* Excerpts from an interface dataset

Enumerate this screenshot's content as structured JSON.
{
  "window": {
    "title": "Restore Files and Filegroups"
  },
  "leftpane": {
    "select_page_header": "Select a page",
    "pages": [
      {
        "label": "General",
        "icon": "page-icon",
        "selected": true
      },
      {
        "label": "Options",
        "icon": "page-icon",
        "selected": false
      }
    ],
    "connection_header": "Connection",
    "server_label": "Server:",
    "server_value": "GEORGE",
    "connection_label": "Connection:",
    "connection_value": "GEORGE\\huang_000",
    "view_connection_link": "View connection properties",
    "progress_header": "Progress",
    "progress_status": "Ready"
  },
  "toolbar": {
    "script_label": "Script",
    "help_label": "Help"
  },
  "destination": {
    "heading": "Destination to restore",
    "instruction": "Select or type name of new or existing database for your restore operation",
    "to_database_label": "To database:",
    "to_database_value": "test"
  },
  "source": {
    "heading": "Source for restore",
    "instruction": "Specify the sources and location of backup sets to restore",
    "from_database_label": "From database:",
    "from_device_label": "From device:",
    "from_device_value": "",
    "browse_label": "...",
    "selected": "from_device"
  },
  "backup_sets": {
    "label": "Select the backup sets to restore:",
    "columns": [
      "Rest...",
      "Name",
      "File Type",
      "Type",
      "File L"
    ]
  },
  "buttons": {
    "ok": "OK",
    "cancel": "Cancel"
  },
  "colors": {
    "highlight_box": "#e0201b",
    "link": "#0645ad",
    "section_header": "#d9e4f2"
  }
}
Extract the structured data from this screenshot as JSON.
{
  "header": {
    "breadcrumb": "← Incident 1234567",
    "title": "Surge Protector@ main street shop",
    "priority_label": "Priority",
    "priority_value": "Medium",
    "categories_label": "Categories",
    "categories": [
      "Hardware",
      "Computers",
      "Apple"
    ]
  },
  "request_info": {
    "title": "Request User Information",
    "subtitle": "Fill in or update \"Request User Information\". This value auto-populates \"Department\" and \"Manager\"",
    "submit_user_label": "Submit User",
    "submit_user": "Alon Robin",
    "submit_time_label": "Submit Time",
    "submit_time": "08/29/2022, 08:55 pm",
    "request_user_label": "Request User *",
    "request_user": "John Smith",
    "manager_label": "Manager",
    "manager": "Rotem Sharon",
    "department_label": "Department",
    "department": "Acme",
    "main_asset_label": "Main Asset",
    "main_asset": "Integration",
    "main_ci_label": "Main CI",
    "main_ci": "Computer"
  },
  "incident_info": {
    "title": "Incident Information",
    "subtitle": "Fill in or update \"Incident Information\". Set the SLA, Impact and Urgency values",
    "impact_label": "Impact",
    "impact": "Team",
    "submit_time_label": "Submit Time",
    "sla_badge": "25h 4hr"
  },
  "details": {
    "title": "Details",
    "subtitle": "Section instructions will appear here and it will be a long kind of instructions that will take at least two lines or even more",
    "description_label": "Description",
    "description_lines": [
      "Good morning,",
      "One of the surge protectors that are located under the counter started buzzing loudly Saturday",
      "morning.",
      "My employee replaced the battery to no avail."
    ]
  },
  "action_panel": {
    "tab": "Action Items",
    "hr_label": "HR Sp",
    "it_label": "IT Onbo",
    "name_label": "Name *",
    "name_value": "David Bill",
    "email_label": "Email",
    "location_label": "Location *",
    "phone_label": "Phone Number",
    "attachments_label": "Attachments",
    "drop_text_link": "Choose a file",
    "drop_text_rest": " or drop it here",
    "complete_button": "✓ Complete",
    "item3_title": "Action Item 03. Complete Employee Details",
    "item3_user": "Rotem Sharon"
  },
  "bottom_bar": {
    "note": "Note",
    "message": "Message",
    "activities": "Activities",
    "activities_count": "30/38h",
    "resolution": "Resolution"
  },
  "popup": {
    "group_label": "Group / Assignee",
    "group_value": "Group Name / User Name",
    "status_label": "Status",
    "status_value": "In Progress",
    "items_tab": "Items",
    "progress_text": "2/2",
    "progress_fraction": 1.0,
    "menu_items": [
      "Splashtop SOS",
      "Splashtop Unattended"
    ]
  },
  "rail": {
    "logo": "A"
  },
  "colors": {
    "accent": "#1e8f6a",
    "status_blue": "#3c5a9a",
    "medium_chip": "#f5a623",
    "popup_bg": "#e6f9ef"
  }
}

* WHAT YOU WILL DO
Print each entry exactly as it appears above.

* TASK OUTPUT
Enumerate this screenshot's content as structured JSON.
{
  "window": {
    "title": "Restore Files and Filegroups"
  },
  "leftpane": {
    "select_page_header": "Select a page",
    "pages": [
      {
        "label": "General",
        "icon": "page-icon",
        "selected": true
      },
      {
        "label": "Options",
        "icon": "page-icon",
        "selected": false
      }
    ],
    "connection_header": "Connection",
    "server_label": "Server:",
    "server_value": "GEORGE",
    "connection_label": "Connection:",
    "connection_value": "GEORGE\\huang_000",
    "view_connection_link": "View connection properties",
    "progress_header": "Progress",
    "progress_status": "Ready"
  },
  "toolbar": {
    "script_label": "Script",
    "help_label": "Help"
  },
  "destination": {
    "heading": "Destination to restore",
    "instruction": "Select or type name of new or existing database for your restore operation",
    "to_database_label": "To database:",
    "to_database_value": "test"
  },
  "source": {
    "heading": "Source for restore",
    "instruction": "Specify the sources and location of backup sets to restore",
    "from_database_label": "From database:",
    "from_device_label": "From device:",
    "from_device_value": "",
    "browse_label": "...",
    "selected": "from_device"
  },
  "backup_sets": {
    "label": "Select the backup sets to restore:",
    "columns": [
      "Rest...",
      "Name",
      "File Type",
      "Type",
      "File L"
    ]
  },
  "buttons": {
    "ok": "OK",
    "cancel": "Cancel"
  },
  "colors": {
    "highlight_box": "#e0201b",
    "link": "#0645ad",
    "section_header": "#d9e4f2"
  }
}
Extract the structured data from this screenshot as JSON.
{
  "header": {
    "breadcrumb": "← Incident 1234567",
    "title": "Surge Protector@ main street shop",
    "priority_label": "Priority",
    "priority_value": "Medium",
    "categories_label": "Categories",
    "categories": [
      "Hardware",
      "Computers",
      "Apple"
    ]
  },
  "request_info": {
    "title": "Request User Information",
    "subtitle": "Fill in or update \"Request User Information\". This value auto-populates \"Department\" and \"Manager\"",
    "submit_user_label": "Submit User",
    "submit_user": "Alon Robin",
    "submit_time_label": "Submit Time",
    "submit_time": "08/29/2022, 08:55 pm",
    "request_user_label": "Request User *",
    "request_user": "John Smith",
    "manager_label": "Manager",
    "manager": "Rotem Sharon",
    "department_label": "Department",
    "department": "Acme",
    "main_asset_label": "Main Asset",
    "main_asset": "Integration",
    "main_ci_label": "Main CI",
    "main_ci": "Computer"
  },
  "incident_info": {
    "title": "Incident Information",
    "subtitle": "Fill in or update \"Incident Information\". Set the SLA, Impact and Urgency values",
    "impact_label": "Impact",
    "impact": "Team",
    "submit_time_label": "Submit Time",
    "sla_badge": "25h 4hr"
  },
  "details": {
    "title": "Details",
    "subtitle": "Section instructions will appear here and it will be a long kind of instructions that will take at least two lines or even more",
    "description_label": "Description",
    "description_lines": [
      "Good morning,",
      "One of the surge protectors that are located under the counter started buzzing loudly Saturday",
      "morning.",
      "My employee replaced the battery to no avail."
    ]
  },
  "action_panel": {
    "tab": "Action Items",
    "hr_label": "HR Sp",
    "it_label": "IT Onbo",
    "name_label": "Name *",
    "name_value": "David Bill",
    "email_label": "Email",
    "location_label": "Location *",
    "phone_label": "Phone Number",
    "attachments_label": "Attachments",
    "drop_text_link": "Choose a file",
    "drop_text_rest": " or drop it here",
    "complete_button": "✓ Complete",
    "item3_title": "Action Item 03. Complete Employee Details",
    "item3_user": "Rotem Sharon"
  },
  "bottom_bar": {
    "note": "Note",
    "message": "Message",
    "activities": "Activities",
    "activities_count": "30/38h",
    "resolution": "Resolution"
  },
  "popup": {
    "group_label": "Group / Assignee",
    "group_value": "Group Name / User Name",
    "status_label": "Status",
    "status_value": "In Progress",
    "items_tab": "Items",
    "progress_text": "2/2",
    "progress_fraction": 1.0,
    "menu_items": [
      "Splashtop SOS",
      "Splashtop Unattended"
    ]
  },
  "rail": {
    "logo": "A"
  },
  "colors": {
    "accent": "#1e8f6a",
    "status_blue": "#3c5a9a",
    "medium_chip": "#f5a623",
    "popup_bg": "#e6f9ef"
  }
}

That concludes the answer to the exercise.